Luckily for Jawbone, we’re still in the very early stages of the wearable-sensor era in consumer technology. If it gets a new UP right, it may yet find a market before it exhausts the patience and goodwill of its customers. But it’s by no means a sure thing, as Research In Motion has painfully discovered with its BlackBerry PlayBook tablet.
I had kind words for the seven-inch PlayBook when it debuted a year ago, but with one big caveat: The software felt half-baked, missing a number of critical applications including contact management, calendaring and — most stunning for a BlackBerry — e-mail. Those functions only worked by tethering the PlayBook to a BlackBerry smartphone. No phone, no e-mail.
That was enough to scare off hordes of buyers. Making matters worse, the updated software to fix those flaws, which had been promised for shortly after launch, didn’t materialize. RIMoffered apologies — but little in the way of confidence- building steps along the lines of Dropcam and Jawbone.

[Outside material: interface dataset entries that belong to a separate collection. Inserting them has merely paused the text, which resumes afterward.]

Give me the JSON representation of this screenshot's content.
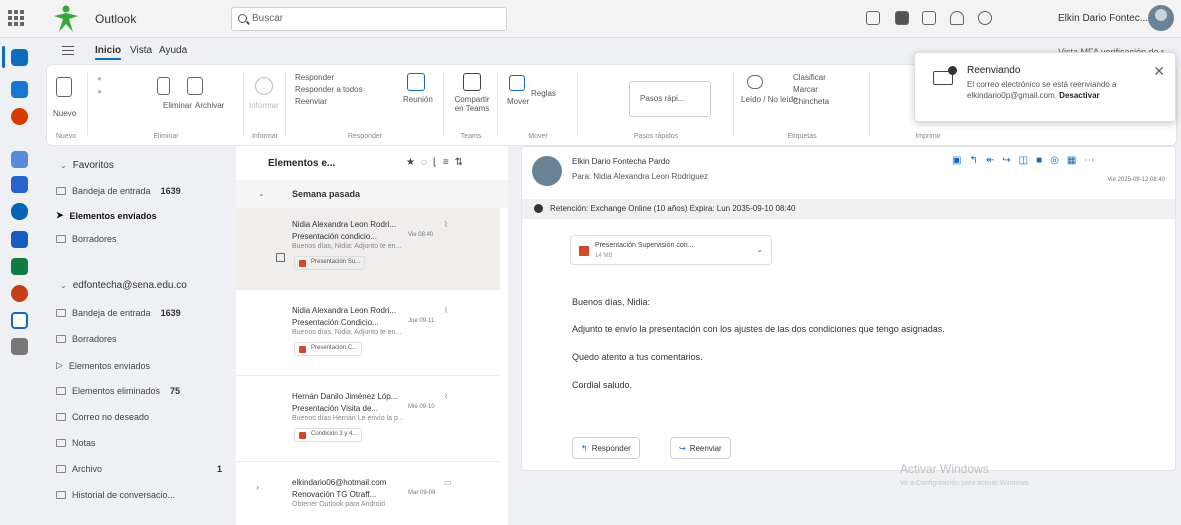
{
  "header": {
    "app": "Outlook",
    "search_placeholder": "Buscar",
    "user": "Elkin Dario Fontec..."
  },
  "tabs": {
    "inicio": "Inicio",
    "vista": "Vista",
    "ayuda": "Ayuda",
    "verification": "Vista MFA verificación de r..."
  },
  "ribbon": {
    "nuevo": "Nuevo",
    "nuevo_group": "Nuevo",
    "eliminar": "Eliminar",
    "archivar": "Archivar",
    "eliminar_group": "Eliminar",
    "informar": "Informar",
    "informar_group": "Informar",
    "responder": "Responder",
    "responder_todos": "Responder a todos",
    "reenviar": "Reenviar",
    "reunion": "Reunión",
    "responder_group": "Responder",
    "compartir": "Compartir en Teams",
    "teams_group": "Teams",
    "mover": "Mover",
    "reglas": "Reglas",
    "mover_group": "Mover",
    "pasos": "Pasos rápi...",
    "pasos_group": "Pasos rápidos",
    "leido": "Leído / No leído",
    "clasificar": "Clasificar",
    "marcar": "Marcar",
    "chincheta": "Chincheta",
    "etiquetas_group": "Etiquetas",
    "imprimir_group": "Imprimir"
  },
  "toast": {
    "title": "Reenviando",
    "body": "El correo electrónico se está reenviando a elkindario0p@gmail.com.",
    "action": "Desactivar"
  },
  "folders": {
    "favoritos": "Favoritos",
    "fav_inbox": "Bandeja de entrada",
    "fav_inbox_count": "1639",
    "fav_sent": "Elementos enviados",
    "fav_drafts": "Borradores",
    "account": "edfontecha@sena.edu.co",
    "inbox": "Bandeja de entrada",
    "inbox_count": "1639",
    "drafts": "Borradores",
    "sent": "Elementos enviados",
    "deleted": "Elementos eliminados",
    "deleted_count": "75",
    "junk": "Correo no deseado",
    "notes": "Notas",
    "archive": "Archivo",
    "archive_count": "1",
    "history": "Historial de conversacio..."
  },
  "list": {
    "title": "Elementos e...",
    "group": "Semana pasada",
    "items": [
      {
        "sender": "Nidia Alexandra Leon Rodri...",
        "subject": "Presentación condicio...",
        "date": "Vie 08:40",
        "preview": "Buenos días, Nidia: Adjunto te en...",
        "att": "Presentación Su..."
      },
      {
        "sender": "Nidia Alexandra Leon Rodri...",
        "subject": "Presentación Condicio...",
        "date": "Jue 09-11",
        "preview": "Buenos días, Nidia: Adjunto te en...",
        "att": "Presentación C..."
      },
      {
        "sender": "Hernán Danilo Jiménez Lóp...",
        "subject": "Presentación Visita de...",
        "date": "Mié 09-10",
        "preview": "Buenos días Hernán Le envío la p...",
        "att": "Condición 3 y 4..."
      },
      {
        "sender": "elkindario06@hotmail.com",
        "subject": "Renovación TG Otraff...",
        "date": "Mar 09-09",
        "preview": "Obtener Outlook para Android"
      }
    ]
  },
  "reading": {
    "from": "Elkin Dario Fontecha Pardo",
    "to": "Para: Nidia Alexandra Leon Rodriguez",
    "date": "Vie 2025-09-12 08:40",
    "retention": "Retención: Exchange Online (10 años) Expira: Lun 2035-09-10 08:40",
    "att_name": "Presentación Supervisión con...",
    "att_size": "14 MB",
    "line1": "Buenos días, Nidia:",
    "line2": "Adjunto te envío la presentación con los ajustes de las dos condiciones que tengo asignadas.",
    "line3": "Quedo atento a tus comentarios.",
    "line4": "Cordial saludo.",
    "reply": "Responder",
    "forward": "Reenviar"
  },
  "watermark": {
    "title": "Activar Windows",
    "sub": "Ve a Configuración para activar Windows."
  }
}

Version 2.0 of the PlayBook software, which was finally released earlier this year, largely addresses the most glaring shortcomings. It now has a functioning e-mail client, the user interface has been improved and a new feature allows it to run some apps written for Google’sAndroid operating system, to augment the limited selection available for the PlayBook’s native software.
But in the meantime, the world has largely passed the PlayBook by. A flood of new tablets fromSamsung, Motorola and Asus hit the market between the PlayBook’s debut and the 2.0 update. Perhaps most damaging, Amazon.com released its Kindle Fire, which, while technologically inferior to the PlayBook is almost its physical twin.
RIM has slashed the PlayBook’s base price, $499 at launch, to just $199, matching the Kindle. In terms of the quality of the product, the company probably deserves another chance with consumers. But having done so little in the last year to engender warm feelings, there’s no guarantee RIM will get it.